Crestview Baptist takes its America seriously, so the pledges were followed by the standbys of patriotic songs: America the Beautiful, My Country 'Tis of Thee and the Battle Hymn of the Republic. I noticed that each song was completed through all verses, making sure to emphasize those last couple that actually mentioned God. I got the impression they regretted having to sing the first few to get to the explicitly Godly ones. The Glory! Glory! Hallelujah! part of the Battle Hymn was encouraged to be sung with special gusto to seemingly to emphasize the Glory of God tied with America.

Next was a video/slideshow set to a song by the country group Diamond Rio called "In God We Still Trust". The group had apparently difficulty getting the song on an album and on the radio because "the Devil was keeping it from the people". The song itself was pretty simple, basically listing where God shows up in American society, in the pledge and printed on money for example, and reaffirms that America does still trust in God just like it says next to the picture of Mr. Washington. The slideshow accompanying the song was the kind you get in email forwards, mostly stock photos of AMERICA stuff, your basic eagles, monuments, firefighters etc... The only real problem I had was that it made effort to equate flag burning with being anti-Christian. While America does have lots of Christians it is probably not true that someone burning and American flag is doing so to spite Christians.

After this follows the homily/message/preaching but this is already a long post so I'll stop here. Look for Glory! Glory! Hallelujah! (part 2) later today or tomorrow.

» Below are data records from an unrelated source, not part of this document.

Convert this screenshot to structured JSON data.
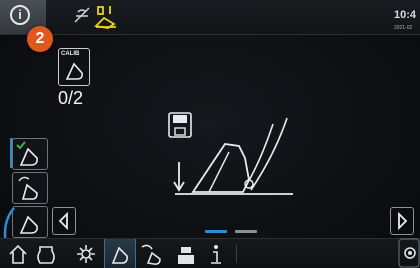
{
  "status": {
    "badge_count": "2",
    "clock_time": "10:4",
    "clock_date": "2021-02"
  },
  "calibration": {
    "tag": "CALIB",
    "count": "0/2"
  },
  "pager": {
    "active_page": 1,
    "page_count": 2
  },
  "icons": {
    "info": "info-icon",
    "machine_status": "machine-lift-icon",
    "save": "floppy-disk-icon",
    "home": "home-icon",
    "tool": "pump-icon",
    "settings": "gear-icon"
  },
  "colors": {
    "accent_blue": "#2a8fd0",
    "badge_orange": "#e2571e",
    "warning_yellow": "#e8d31a",
    "active_green": "#39b54a"
  }
}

*As you I hope know, I am very Catholic. The things I point out here are mostly just thing I noticed. Of course I think Catholicism is better but for the most part, my view of Protestantism is not that their wrong but that their just missing things. For the most part they have good and holy intentions and so I try not to criticize too much. These are merely things I notice. Part 2, that includes the message/homily, will discuss the things I liked, which are more than you might expect.